Data records for software interfaces

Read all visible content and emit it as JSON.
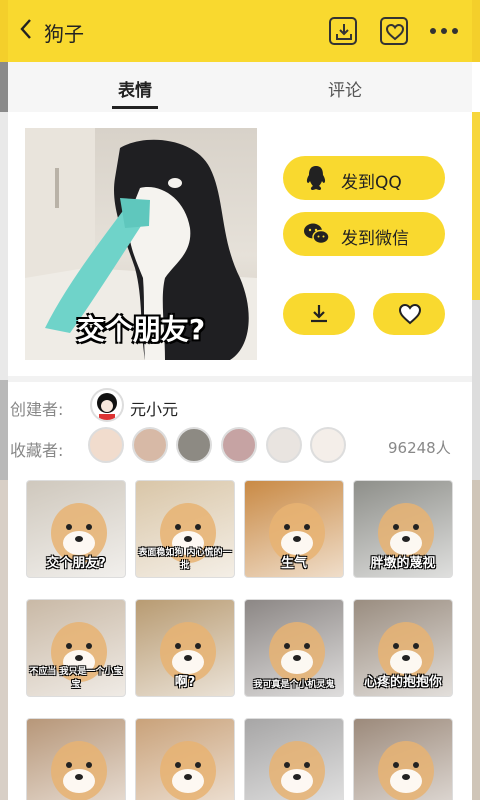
{
  "header": {
    "title": "狗子",
    "back_icon": "chevron-left-icon",
    "download_icon": "download-icon",
    "favorite_icon": "heart-icon",
    "more_icon": "more-horizontal-icon"
  },
  "tabs": [
    {
      "label": "表情",
      "active": true
    },
    {
      "label": "评论",
      "active": false
    }
  ],
  "main_image": {
    "caption": "交个朋友?"
  },
  "actions": {
    "send_qq": "发到QQ",
    "send_wechat": "发到微信",
    "qq_icon": "qq-penguin-icon",
    "wechat_icon": "wechat-icon"
  },
  "creator": {
    "label": "创建者:",
    "name": "元小元"
  },
  "collectors": {
    "label": "收藏者:",
    "count": "96248人"
  },
  "grid": [
    {
      "caption": "交个朋友?",
      "color": "#cfc8bd"
    },
    {
      "caption": "表面稳如狗 内心慌的一批",
      "color": "#d9c6a8"
    },
    {
      "caption": "生气",
      "color": "#c98a45"
    },
    {
      "caption": "胖墩的蔑视",
      "color": "#8e8f8a"
    },
    {
      "caption": "不应当 我只是一个小宝宝",
      "color": "#c9b9a6"
    },
    {
      "caption": "啊?",
      "color": "#b89b72"
    },
    {
      "caption": "我可真是个小机灵鬼",
      "color": "#8c8785"
    },
    {
      "caption": "心疼的抱抱你",
      "color": "#9a8d80"
    },
    {
      "caption": "",
      "color": "#b79779"
    },
    {
      "caption": "",
      "color": "#c9a27a"
    },
    {
      "caption": "",
      "color": "#a7a6a6"
    },
    {
      "caption": "",
      "color": "#9c8a7b"
    }
  ],
  "colors": {
    "accent": "#f9d92f"
  }
}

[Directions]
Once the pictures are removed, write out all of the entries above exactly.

[Exercise response]
Read all visible content and emit it as JSON.
{
  "header": {
    "title": "狗子",
    "back_icon": "chevron-left-icon",
    "download_icon": "download-icon",
    "favorite_icon": "heart-icon",
    "more_icon": "more-horizontal-icon"
  },
  "tabs": [
    {
      "label": "表情",
      "active": true
    },
    {
      "label": "评论",
      "active": false
    }
  ],
  "main_image": {
    "caption": "交个朋友?"
  },
  "actions": {
    "send_qq": "发到QQ",
    "send_wechat": "发到微信",
    "qq_icon": "qq-penguin-icon",
    "wechat_icon": "wechat-icon"
  },
  "creator": {
    "label": "创建者:",
    "name": "元小元"
  },
  "collectors": {
    "label": "收藏者:",
    "count": "96248人"
  },
  "grid": [
    {
      "caption": "交个朋友?",
      "color": "#cfc8bd"
    },
    {
      "caption": "表面稳如狗 内心慌的一批",
      "color": "#d9c6a8"
    },
    {
      "caption": "生气",
      "color": "#c98a45"
    },
    {
      "caption": "胖墩的蔑视",
      "color": "#8e8f8a"
    },
    {
      "caption": "不应当 我只是一个小宝宝",
      "color": "#c9b9a6"
    },
    {
      "caption": "啊?",
      "color": "#b89b72"
    },
    {
      "caption": "我可真是个小机灵鬼",
      "color": "#8c8785"
    },
    {
      "caption": "心疼的抱抱你",
      "color": "#9a8d80"
    },
    {
      "caption": "",
      "color": "#b79779"
    },
    {
      "caption": "",
      "color": "#c9a27a"
    },
    {
      "caption": "",
      "color": "#a7a6a6"
    },
    {
      "caption": "",
      "color": "#9c8a7b"
    }
  ],
  "colors": {
    "accent": "#f9d92f"
  }
}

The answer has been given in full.